Another article very favorable to chiropractic was from a Washington Post Staff writer. In his Nov. 6, 2000 article he recanted that prior to his back problem he though he would never go to a chiropractor in a thousand years. But after medicine failed him and his life was ruled by his problem, he decided to go. He spent the rest of the article bragging on how great chiropractic is and how it changed his life.
Probably the best part of these recent articles was a description in a newspaper of what chiropractic is by the Chiropractor they interviewed. In it this doctor said, "Chiropractic has a lot to do with the wellness part of peoples lives. After all, your spine protects your nervous system, and that controls your whole body. To be healthy, you want to make sure the nervous system is functioning at 100 percent. The misalignment of the vertebrae known in the profession as subluxation can cause a wide variety of disorders. These include digestive difficulties, sinus problems and allergies, along with the typical aches and pains of the neck or lower back."
Birth Control Pills Linked to Breast Cancer
From the October 11, 2000 issue of the Journal of the American Medical Association, comes an article reporting on a study of historical data related to the use of oral contraceptive by women. The conclusion of the researchers was that, "These results suggest that women who have ever used earlier formulations of oral contraceptives and who also have a first-degree relative with breast cancer may be at particularly high risk for breast cancer." The family relations also played an important role. The authors conclusions again stated, "Among sisters and daughters of women with breast cancer, users of the pill were three times more likely than nonusers to get the disease."
Chiropractor Appointed by Clinton to Commission
President Clinton named a chiropractor to the White House Commission on Complementary and Alternative Medicine. The President formed The White House Commission on Complementary and Alternative Medicine and charged it with making recommendations on how public policy can maximize the benefits to the public of what they called "complementary and alternative medicine". Originally, no chiropractor was named to this commission. However, in the waning days of his administration, Clinton finally added the first chiropractor. The fact that chiropractic was included last is disturbing considering that an estimated 27 million Americans visit chiropractors each year, and chiropractic is the largest and most popular non-medical health care field in the world, with more than 60,000 doctors worldwide. Better late than never!
Whole Grain Diet Helps Prevent Stroke

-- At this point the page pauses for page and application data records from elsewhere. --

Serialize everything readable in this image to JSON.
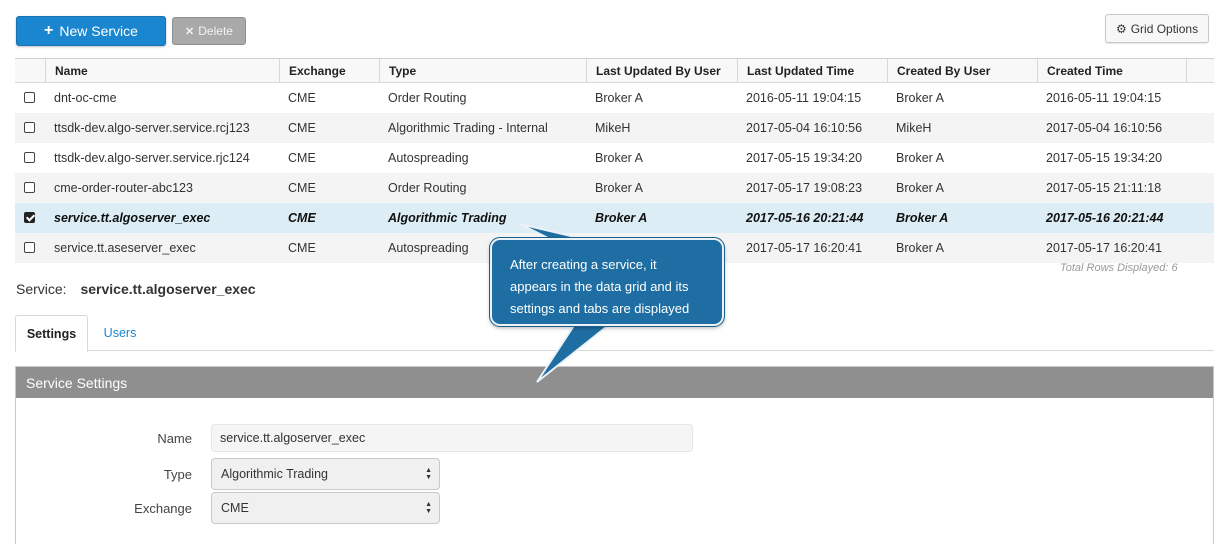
{
  "toolbar": {
    "new_label": "New Service",
    "delete_label": "Delete",
    "grid_options_label": "Grid Options"
  },
  "grid": {
    "columns": [
      "Name",
      "Exchange",
      "Type",
      "Last Updated By User",
      "Last Updated Time",
      "Created By User",
      "Created Time"
    ],
    "rows": [
      {
        "checked": false,
        "name": "dnt-oc-cme",
        "exchange": "CME",
        "type": "Order Routing",
        "updated_by": "Broker A",
        "updated_time": "2016-05-11 19:04:15",
        "created_by": "Broker A",
        "created_time": "2016-05-11 19:04:15"
      },
      {
        "checked": false,
        "name": "ttsdk-dev.algo-server.service.rcj123",
        "exchange": "CME",
        "type": "Algorithmic Trading - Internal",
        "updated_by": "MikeH",
        "updated_time": "2017-05-04 16:10:56",
        "created_by": "MikeH",
        "created_time": "2017-05-04 16:10:56"
      },
      {
        "checked": false,
        "name": "ttsdk-dev.algo-server.service.rjc124",
        "exchange": "CME",
        "type": "Autospreading",
        "updated_by": "Broker A",
        "updated_time": "2017-05-15 19:34:20",
        "created_by": "Broker A",
        "created_time": "2017-05-15 19:34:20"
      },
      {
        "checked": false,
        "name": "cme-order-router-abc123",
        "exchange": "CME",
        "type": "Order Routing",
        "updated_by": "Broker A",
        "updated_time": "2017-05-17 19:08:23",
        "created_by": "Broker A",
        "created_time": "2017-05-15 21:11:18"
      },
      {
        "checked": true,
        "name": "service.tt.algoserver_exec",
        "exchange": "CME",
        "type": "Algorithmic Trading",
        "updated_by": "Broker A",
        "updated_time": "2017-05-16 20:21:44",
        "created_by": "Broker A",
        "created_time": "2017-05-16 20:21:44"
      },
      {
        "checked": false,
        "name": "service.tt.aseserver_exec",
        "exchange": "CME",
        "type": "Autospreading",
        "updated_by": "",
        "updated_time": "2017-05-17 16:20:41",
        "created_by": "Broker A",
        "created_time": "2017-05-17 16:20:41"
      }
    ],
    "total_rows_text": "Total Rows Displayed: 6"
  },
  "service": {
    "label": "Service:",
    "value": "service.tt.algoserver_exec"
  },
  "tabs": [
    {
      "label": "Settings",
      "active": true
    },
    {
      "label": "Users",
      "active": false
    }
  ],
  "settings": {
    "title": "Service Settings",
    "name_label": "Name",
    "name_value": "service.tt.algoserver_exec",
    "type_label": "Type",
    "type_value": "Algorithmic Trading",
    "exchange_label": "Exchange",
    "exchange_value": "CME"
  },
  "callout": {
    "line1": "After creating a service, it",
    "line2": "appears in the data grid and its",
    "line3": "settings and tabs are displayed"
  },
  "colors": {
    "primary": "#1a86d0",
    "selected_row": "#dcedf5",
    "panel_header": "#8f8f8f",
    "callout": "#1f6ea3"
  }
}
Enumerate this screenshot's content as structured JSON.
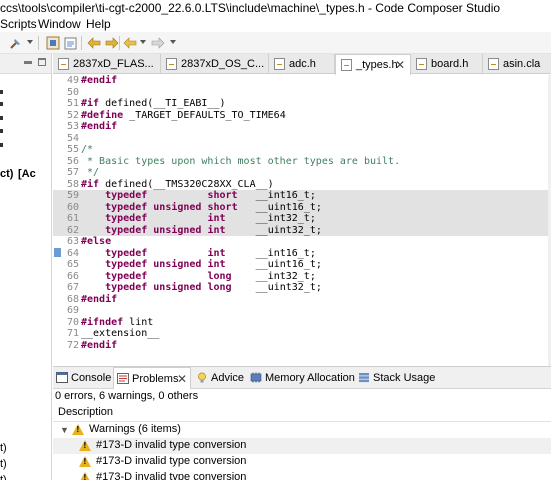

From the September 27, 2000 issue of the Journal of the American Medical Association is the report of a study showing how whole grain bread can drop stroke risk by 43%. Dr. Simin Liu of Brigham and Womens Hospital in Boston conducted a study that followed the health and stroke frequency of nurses over a multi year period. The study paid specific attention to dietary concerns and intake of whole grain bread. In the JAMA report Dr. Liu commented, "replacing refined grains with whole grains by even one serving a day may have significant benefits in reducing the risk of ischemic stroke." Her final conclusion of the study was, "higher intake of whole grain foods was associated with a lower risk of ischemic stroke among women."